we give £5 toward the support of a cot Cal contribution is. the secret of success. : i LW LY
: in Ningpo Hospital—the surplus is laid Our friends think that our little church att
by for emergencies (e.g., we are now con- ‘oes wonderful things. We do not think Wh ; |
tributing £6 a year for three years, to S0—Wwe only try to.do our duty any iia wl Wh
train a Miao nurse, in addition to our ess would be shirking our obligations. = Ht Re
ordinary efforts). When we remember all the blessings that = On i] ;
In March we have our anniversary, and “1° QUES: 88 meme che ee ae Hi) | |
always endeavour to sedure a de motor rmity) andl cites Of a Cee hat |
: BEGote kd ee an ee eae soe we feel that nothing short of our utmost a W Hf
oe eee and our highest is adequate payment of ee
= : the debt of love and gratitude which we 2 re PR ada
The real backbone of our financial owe. ya PE
achievements, however, is the payment of Martian E. Younc. ie i ii H
A. : ms noe
Pe I a



rel | , os
se
Le |
tee 1 i:
i Facts and Figures about : |
| | & oo 2 oS
i the Missionary Situation. |
i ' The Population of the World - - - estimated at about 1,500,000,000
hie | Non-Christians - - - - - - probably about 1,000,000,000
Hee Nominal Christians - - - - - % 5 500,000,000
i (Protestant, Romanist, Eastern Churches).
hha The Chief Non-Christian Faiths. |
a | Hindus - - - - - - - - - - - - \ 217,000,000 |
oa | | | Mohammedans = - - - - - - probably about 201,000,000
in| Buddhists - - - - - - - - possibly about 500,000,000*
|| Confucianists - - - - - eee - e 5, 400,000,000* :
ee | DGS ee, Oe Z ;, 300,000,000*
| Shintoists < - - - - - - - oh »» 50,000,000*
" a ii Pagans - - - - - - - - - a 5, 100,000,000
3S ul iy *It is extremely difficult to estimate in these cases, because these religions overlap.
oa ' For example, in Japan a man may be both a Shintoist and a Buddhist, and many
a | Chinese are both Confucianists, Buddhists and Taoists. :
ail N.B.—AII these Statistics (except those for Hindus, where the actual number is known)
eS : are only approximate.
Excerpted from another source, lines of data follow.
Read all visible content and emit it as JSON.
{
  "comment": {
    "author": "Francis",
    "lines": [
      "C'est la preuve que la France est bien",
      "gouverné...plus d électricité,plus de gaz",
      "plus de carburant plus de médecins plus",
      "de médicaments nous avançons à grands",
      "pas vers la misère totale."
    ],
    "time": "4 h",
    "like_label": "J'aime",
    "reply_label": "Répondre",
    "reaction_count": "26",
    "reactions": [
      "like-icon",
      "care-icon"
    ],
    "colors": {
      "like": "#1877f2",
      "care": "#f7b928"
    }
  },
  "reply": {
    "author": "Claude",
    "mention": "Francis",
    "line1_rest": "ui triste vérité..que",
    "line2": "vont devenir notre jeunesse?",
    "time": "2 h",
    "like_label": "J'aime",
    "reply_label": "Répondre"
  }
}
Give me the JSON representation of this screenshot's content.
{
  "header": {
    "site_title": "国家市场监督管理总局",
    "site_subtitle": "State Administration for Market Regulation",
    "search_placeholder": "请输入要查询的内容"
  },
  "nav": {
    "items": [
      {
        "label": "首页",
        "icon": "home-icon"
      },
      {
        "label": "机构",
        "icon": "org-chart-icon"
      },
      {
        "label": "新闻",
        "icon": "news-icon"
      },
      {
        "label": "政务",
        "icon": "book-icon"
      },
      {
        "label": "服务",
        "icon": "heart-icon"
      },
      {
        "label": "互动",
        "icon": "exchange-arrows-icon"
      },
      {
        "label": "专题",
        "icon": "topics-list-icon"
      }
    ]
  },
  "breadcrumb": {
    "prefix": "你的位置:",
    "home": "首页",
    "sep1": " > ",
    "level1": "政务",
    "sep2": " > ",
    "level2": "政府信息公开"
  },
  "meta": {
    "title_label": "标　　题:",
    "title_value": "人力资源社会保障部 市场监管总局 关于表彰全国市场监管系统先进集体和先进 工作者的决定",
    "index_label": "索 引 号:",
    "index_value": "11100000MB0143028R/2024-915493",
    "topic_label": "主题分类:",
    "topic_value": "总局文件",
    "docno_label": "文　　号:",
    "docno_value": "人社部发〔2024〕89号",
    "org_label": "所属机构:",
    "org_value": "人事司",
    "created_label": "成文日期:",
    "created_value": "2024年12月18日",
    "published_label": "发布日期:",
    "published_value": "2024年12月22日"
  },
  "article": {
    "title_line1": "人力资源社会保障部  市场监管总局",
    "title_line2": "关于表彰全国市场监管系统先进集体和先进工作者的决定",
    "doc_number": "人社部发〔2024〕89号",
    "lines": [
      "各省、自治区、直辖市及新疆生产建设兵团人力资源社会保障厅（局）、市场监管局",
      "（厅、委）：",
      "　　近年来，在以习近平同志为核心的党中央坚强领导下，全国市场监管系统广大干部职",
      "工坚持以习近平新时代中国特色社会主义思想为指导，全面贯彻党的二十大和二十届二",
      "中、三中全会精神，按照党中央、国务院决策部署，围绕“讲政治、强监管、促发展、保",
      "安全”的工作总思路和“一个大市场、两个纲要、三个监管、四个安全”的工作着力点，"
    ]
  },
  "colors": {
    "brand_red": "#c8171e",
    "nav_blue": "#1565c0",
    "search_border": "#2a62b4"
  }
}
They depend largely on mere estimates of such countries as
ae ll) ? China and Africa, where the populations are really unknown, and the most careful cal-
“ol \| | culations may be wrong by many millions.
a: iia The Forces of Light.
Se i Pou Total number of Missionaries (including wives) - - - - over 20,000
Gi I Ordained Native Clergy and Ministers - = - - - - »,. 6,000
of | Unordained Native Workers (paid) - - - - - - 5, 93,000
“ql We a Native Christian Community (all ages). - - - - - over 5,500,000
aay at Missionary Income from Home Churches - - - - -
a oH (all Societies, British and American) - - - - 5) £7,183,000
fe K | N.B.—The above figures are for the British and American Societies only.
= i (From the Wesleyan Missionary Report).
} SER cere Soe SO Se eS eee ne a EO CESAR Burt ag Rc a ease Sd eG
€ Hil Which is Right ?
|: In England— / In Northern Nigeria—
s : the hole in the needle is called the eye. it is called the nose.
ater ae we draw the needle to us when sewing. they push it from them. : |
i we have separate out-houses fot goats, they all live in one house, together
i sheep, fowls, etc. with the master.
Mit to we eat from separate plates. they all eat out of one dish. |
TE we use knives, forks and spoons everybody eats with his fingers. |
itd Hes ee we sleep in beds. they sleep on the ground.
a ey we like butter to eat. they rub it on their hair.
i A UN we eat eggs. they don’t.
me iiite yw we call our parent “father.” they call him ‘older brother.”
ae we speak about the “drum of the ear.” they call it the “child in the ear.”
Hi at we say listen! ” they say “put down your ear.’’
pie we say ‘‘the child cried.” they say “the child bled tears.”
1 we say “Good morning.” they say, ‘“‘Are you up already ?”
| ies we say the rain has “stopped.” they say it has ‘“‘broken off.”
pi we say the sun “has set.” they say it ‘has gone into a hole.”’
meade Aah we say aman is “smoking ” tobacco. they say he is “drinking” tobacco.
He we season our food with “salt.” they season with “red pepper.”
ae we say “I caught cold.” they say “‘the cold caught me.”
i j we live in brick and stone houses. they live in mud and grass houses.
[ eo we say “lightning struck the tree.” they say “God’s axe has fallen on it.”
we we know how old we are. they don’t. :
mtd “Bible Society Gleanings.”
muita a 96
= ! : = :